The current hip-hop climate seems to be leaning against '90s rappers, but how about '80s rappers?
Exactly 30 years ago today, the Beastie Boys released their beyond-classic album Licensed to Ill, a project that without exaggeration would become one of the primary reasons hip-hop even exists today.
November 15, 1986: Hip-hop is still very much considered a fad, a novelty. Sure, "Rapper's Delight" was a hit, but that was some guys talking about soggy mashed potatoes over a stolen disco instrumental. Sure, Whodini had an album go Platinum, and Run-D.M.C. had just put out their debut album to acclaim, but mainstream (aka white) culture, media, and business were largely still comfortable just ignoring hip-hop until it assuredly went away.
And then Licensed to Ill dropped. It quickly became the overall number-one album in the country, went Platinum, had the Beasties opening for Madonna and truly brought hip-hop into living rooms across America. Hip-hop was now an undeniable force to be reckoned with and it would never leave.
While the Beasties themselves would go on to disavow much of Licensed to Ill's lyrics and messages—their next album, Paul's Boutique, we be an almost 180-degree change—there's just no downplaying the importance of this album.
Younger generations may not know it, and because they don't know it they may not care, but without it, the hip-hop landscape would likely look dramatically different, and smaller, today. Call it the hip-hop Louisiana Purchase.
Licensed to Ill was just the beginning, both for the Beastie Boys' decades-spanning career and for hip-hop, but there's fundamental power in beginnings. So even if only for a moment, young, old or anywhere in between, let's take a moment to bow our heads in tribute to Licensed to Ill.
30 years later and now, perhaps more than ever, we still need to fight for our right.

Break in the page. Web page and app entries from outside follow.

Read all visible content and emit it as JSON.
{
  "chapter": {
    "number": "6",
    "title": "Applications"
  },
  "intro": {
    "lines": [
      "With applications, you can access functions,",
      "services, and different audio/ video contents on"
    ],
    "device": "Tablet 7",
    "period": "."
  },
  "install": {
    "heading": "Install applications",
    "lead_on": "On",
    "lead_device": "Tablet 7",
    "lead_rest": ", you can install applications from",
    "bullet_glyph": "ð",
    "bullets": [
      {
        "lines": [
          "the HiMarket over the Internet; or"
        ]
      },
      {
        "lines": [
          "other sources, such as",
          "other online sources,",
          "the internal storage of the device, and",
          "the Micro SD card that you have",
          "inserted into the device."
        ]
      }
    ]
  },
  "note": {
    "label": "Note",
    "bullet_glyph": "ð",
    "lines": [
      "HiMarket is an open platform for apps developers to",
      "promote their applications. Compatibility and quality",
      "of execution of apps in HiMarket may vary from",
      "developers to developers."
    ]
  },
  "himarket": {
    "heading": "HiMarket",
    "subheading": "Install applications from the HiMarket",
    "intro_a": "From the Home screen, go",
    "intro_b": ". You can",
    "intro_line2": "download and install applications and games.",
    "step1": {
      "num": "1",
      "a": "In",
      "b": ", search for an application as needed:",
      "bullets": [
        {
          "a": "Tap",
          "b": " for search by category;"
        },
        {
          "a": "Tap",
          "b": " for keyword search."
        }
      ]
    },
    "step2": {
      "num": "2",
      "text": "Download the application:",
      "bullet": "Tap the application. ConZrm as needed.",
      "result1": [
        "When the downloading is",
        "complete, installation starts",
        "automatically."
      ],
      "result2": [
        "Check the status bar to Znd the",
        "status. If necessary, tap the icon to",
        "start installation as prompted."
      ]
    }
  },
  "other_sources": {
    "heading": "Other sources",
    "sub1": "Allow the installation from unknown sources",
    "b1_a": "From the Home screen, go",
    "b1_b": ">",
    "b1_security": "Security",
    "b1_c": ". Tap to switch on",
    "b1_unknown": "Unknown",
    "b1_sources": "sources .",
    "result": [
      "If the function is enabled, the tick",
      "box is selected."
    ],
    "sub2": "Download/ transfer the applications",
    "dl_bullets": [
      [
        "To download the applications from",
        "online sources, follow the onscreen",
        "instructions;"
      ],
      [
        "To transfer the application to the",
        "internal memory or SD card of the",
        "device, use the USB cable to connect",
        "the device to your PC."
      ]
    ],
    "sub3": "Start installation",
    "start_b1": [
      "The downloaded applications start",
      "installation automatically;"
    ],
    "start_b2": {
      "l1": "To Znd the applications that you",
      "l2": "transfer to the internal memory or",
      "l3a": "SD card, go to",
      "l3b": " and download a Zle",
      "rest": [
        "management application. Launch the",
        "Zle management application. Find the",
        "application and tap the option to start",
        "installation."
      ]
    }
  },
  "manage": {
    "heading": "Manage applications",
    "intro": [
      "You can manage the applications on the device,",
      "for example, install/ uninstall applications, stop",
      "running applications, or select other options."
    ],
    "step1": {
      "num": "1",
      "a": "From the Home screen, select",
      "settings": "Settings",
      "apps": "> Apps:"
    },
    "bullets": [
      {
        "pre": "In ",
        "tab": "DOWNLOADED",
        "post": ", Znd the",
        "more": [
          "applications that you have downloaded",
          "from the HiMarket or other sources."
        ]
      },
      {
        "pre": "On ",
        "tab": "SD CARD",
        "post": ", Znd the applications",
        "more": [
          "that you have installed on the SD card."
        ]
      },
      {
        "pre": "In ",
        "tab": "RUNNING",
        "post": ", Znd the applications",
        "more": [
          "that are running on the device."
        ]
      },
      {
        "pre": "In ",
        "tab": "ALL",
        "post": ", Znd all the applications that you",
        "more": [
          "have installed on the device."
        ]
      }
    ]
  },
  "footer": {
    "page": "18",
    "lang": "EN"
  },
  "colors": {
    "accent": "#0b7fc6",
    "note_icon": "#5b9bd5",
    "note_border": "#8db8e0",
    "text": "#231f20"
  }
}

By Nathan S, occasional keyboard hitter and beard maintainer. This is his Twitter.
Photo Credit: Glen E. Friedman